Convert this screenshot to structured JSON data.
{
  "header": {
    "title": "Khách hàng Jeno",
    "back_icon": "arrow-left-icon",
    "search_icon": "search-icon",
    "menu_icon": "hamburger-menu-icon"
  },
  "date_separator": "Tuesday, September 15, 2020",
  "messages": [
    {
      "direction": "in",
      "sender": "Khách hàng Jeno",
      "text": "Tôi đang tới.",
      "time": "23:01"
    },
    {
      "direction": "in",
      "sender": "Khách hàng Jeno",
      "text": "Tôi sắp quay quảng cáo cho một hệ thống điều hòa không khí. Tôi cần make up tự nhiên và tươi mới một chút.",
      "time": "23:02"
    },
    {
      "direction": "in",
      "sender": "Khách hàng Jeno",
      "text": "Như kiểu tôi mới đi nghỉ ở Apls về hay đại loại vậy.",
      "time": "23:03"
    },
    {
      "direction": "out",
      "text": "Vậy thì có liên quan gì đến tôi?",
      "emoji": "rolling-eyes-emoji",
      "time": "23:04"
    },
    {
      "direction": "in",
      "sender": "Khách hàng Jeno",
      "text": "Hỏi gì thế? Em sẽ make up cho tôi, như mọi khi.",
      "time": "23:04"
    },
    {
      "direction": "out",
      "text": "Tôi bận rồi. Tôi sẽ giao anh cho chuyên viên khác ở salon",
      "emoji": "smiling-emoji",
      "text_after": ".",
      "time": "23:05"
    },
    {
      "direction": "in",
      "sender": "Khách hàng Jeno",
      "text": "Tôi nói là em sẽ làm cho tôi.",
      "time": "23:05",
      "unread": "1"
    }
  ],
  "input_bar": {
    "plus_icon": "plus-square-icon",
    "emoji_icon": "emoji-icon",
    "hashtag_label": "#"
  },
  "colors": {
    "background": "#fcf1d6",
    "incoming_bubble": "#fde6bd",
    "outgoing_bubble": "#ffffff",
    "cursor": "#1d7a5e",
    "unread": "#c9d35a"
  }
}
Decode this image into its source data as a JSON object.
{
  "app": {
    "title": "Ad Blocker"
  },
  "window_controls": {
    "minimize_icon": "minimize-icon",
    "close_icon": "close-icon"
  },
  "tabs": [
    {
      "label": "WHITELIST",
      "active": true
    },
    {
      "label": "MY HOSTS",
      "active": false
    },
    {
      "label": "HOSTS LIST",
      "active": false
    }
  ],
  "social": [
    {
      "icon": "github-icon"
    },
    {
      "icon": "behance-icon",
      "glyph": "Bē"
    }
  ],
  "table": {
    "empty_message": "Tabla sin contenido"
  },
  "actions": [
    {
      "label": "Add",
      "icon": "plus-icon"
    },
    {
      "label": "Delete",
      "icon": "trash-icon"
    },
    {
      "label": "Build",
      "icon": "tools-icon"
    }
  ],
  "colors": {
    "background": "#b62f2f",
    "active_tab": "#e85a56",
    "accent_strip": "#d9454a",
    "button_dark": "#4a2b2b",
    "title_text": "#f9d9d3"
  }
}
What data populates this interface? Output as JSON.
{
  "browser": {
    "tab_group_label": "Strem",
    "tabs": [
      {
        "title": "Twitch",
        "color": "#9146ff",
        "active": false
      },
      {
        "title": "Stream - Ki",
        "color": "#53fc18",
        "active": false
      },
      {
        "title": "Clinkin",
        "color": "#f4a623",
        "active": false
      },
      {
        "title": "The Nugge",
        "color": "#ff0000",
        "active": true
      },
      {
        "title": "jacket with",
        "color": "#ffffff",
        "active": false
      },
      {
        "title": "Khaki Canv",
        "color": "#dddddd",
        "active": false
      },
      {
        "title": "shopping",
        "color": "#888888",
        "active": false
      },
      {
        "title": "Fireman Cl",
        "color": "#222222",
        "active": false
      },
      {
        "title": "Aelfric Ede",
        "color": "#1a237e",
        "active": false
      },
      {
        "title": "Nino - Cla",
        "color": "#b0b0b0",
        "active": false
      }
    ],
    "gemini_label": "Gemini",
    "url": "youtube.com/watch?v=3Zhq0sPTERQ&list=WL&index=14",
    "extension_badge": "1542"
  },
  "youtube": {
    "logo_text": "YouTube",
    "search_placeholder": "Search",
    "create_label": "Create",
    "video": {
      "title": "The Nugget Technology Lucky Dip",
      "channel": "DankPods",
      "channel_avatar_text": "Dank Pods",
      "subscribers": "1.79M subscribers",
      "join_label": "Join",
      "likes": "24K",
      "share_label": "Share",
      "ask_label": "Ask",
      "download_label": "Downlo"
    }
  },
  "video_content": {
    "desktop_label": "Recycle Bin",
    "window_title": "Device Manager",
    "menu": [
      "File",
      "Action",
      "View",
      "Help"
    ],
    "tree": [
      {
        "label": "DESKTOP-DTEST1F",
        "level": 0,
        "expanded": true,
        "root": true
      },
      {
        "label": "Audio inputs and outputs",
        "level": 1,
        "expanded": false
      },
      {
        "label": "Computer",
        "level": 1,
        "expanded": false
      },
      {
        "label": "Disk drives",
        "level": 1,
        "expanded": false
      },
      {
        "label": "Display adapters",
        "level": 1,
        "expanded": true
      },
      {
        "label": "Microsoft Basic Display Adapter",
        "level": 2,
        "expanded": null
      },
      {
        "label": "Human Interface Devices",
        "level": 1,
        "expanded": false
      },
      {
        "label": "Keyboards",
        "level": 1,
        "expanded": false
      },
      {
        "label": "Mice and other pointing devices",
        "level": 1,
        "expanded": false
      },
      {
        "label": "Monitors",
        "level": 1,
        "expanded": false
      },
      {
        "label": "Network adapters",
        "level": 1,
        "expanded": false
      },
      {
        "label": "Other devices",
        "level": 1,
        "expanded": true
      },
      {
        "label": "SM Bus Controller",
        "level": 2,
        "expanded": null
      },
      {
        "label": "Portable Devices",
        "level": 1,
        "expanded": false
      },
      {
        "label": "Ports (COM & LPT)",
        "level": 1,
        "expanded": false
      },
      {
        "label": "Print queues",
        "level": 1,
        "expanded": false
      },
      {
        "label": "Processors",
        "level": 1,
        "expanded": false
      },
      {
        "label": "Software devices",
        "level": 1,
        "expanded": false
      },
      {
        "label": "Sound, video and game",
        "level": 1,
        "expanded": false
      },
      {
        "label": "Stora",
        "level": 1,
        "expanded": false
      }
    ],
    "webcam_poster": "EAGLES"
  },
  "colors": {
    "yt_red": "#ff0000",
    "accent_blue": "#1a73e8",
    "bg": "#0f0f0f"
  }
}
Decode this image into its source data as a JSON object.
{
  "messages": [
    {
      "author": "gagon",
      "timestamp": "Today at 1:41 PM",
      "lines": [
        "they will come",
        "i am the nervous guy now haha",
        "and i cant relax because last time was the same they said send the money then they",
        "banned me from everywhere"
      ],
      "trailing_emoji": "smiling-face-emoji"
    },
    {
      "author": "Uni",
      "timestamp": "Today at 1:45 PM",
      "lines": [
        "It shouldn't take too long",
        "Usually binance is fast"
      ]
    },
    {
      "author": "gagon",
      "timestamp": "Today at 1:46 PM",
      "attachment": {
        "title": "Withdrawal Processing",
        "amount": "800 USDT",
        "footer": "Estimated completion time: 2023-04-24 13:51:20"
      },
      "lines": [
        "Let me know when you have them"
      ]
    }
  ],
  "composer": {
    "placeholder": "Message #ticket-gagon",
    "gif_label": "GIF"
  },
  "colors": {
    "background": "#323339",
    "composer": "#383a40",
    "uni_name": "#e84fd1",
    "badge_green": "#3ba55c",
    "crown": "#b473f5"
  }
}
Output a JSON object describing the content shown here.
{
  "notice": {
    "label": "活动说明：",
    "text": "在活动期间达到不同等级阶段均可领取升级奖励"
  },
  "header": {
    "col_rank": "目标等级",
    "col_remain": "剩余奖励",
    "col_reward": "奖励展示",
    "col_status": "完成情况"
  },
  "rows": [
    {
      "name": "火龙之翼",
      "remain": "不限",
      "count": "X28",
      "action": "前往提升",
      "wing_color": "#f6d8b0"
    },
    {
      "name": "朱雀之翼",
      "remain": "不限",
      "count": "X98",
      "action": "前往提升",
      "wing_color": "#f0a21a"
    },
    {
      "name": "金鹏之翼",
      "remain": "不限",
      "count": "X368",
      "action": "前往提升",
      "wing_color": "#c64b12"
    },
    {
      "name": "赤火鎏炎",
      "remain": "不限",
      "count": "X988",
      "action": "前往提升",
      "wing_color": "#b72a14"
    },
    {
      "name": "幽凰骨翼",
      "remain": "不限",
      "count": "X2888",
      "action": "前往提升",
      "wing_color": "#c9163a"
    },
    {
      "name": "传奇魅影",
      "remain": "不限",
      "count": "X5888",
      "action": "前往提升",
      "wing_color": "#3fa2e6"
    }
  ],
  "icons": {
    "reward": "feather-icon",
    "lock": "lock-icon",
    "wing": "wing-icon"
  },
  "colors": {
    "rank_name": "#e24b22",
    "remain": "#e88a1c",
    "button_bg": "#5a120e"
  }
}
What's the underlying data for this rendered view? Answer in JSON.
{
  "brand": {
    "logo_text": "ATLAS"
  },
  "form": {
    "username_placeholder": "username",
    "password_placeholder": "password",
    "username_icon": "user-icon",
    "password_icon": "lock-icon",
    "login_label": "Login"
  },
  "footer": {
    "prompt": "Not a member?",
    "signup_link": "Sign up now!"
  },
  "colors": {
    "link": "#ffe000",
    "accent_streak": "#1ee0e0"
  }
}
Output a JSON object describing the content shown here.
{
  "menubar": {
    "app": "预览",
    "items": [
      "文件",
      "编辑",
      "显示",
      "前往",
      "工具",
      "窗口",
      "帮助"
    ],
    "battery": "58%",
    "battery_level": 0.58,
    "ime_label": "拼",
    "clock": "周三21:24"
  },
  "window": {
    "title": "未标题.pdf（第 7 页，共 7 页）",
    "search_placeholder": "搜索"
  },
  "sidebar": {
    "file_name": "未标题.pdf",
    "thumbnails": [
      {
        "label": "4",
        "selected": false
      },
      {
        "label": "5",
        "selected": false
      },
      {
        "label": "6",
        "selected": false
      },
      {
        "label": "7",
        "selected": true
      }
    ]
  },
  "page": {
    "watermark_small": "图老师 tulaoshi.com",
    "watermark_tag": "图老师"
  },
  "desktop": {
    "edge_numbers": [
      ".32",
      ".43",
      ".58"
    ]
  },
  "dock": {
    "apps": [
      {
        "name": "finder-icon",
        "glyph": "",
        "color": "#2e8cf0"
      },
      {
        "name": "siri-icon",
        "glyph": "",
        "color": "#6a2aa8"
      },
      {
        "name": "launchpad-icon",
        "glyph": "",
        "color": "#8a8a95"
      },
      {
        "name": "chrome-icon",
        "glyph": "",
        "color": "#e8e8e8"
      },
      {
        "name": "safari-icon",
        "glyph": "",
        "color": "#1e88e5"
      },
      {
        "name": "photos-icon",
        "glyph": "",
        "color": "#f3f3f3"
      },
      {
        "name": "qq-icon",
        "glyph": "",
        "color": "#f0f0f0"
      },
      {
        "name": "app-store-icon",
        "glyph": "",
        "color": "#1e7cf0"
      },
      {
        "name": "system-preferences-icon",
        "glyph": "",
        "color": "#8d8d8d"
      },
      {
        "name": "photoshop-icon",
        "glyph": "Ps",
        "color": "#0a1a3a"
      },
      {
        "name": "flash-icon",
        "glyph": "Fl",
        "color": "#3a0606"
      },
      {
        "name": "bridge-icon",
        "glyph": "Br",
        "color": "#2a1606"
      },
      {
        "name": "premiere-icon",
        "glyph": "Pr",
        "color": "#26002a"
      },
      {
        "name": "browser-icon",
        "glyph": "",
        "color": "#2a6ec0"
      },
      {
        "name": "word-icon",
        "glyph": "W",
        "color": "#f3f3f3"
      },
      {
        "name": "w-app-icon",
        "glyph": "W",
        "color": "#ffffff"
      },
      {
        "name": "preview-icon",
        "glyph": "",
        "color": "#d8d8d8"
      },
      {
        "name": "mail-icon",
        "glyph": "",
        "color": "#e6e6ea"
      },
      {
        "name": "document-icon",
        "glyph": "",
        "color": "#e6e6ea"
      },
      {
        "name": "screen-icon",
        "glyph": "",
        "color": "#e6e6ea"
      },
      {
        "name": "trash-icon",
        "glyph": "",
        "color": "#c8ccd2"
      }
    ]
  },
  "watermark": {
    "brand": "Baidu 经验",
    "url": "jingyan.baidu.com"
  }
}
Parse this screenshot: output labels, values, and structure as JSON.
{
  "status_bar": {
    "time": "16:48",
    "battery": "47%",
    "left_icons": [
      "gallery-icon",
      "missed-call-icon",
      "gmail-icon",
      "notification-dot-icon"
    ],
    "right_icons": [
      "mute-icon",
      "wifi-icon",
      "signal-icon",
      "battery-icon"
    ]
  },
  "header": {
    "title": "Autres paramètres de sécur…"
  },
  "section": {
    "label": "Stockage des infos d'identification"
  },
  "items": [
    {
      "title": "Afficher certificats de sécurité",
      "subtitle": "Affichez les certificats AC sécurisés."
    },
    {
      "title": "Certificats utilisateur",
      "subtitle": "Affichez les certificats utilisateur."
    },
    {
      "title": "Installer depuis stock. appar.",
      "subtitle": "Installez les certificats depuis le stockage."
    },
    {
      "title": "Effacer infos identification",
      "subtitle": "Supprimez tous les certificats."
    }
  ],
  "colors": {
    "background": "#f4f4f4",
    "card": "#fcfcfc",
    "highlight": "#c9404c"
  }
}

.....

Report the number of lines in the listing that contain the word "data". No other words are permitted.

5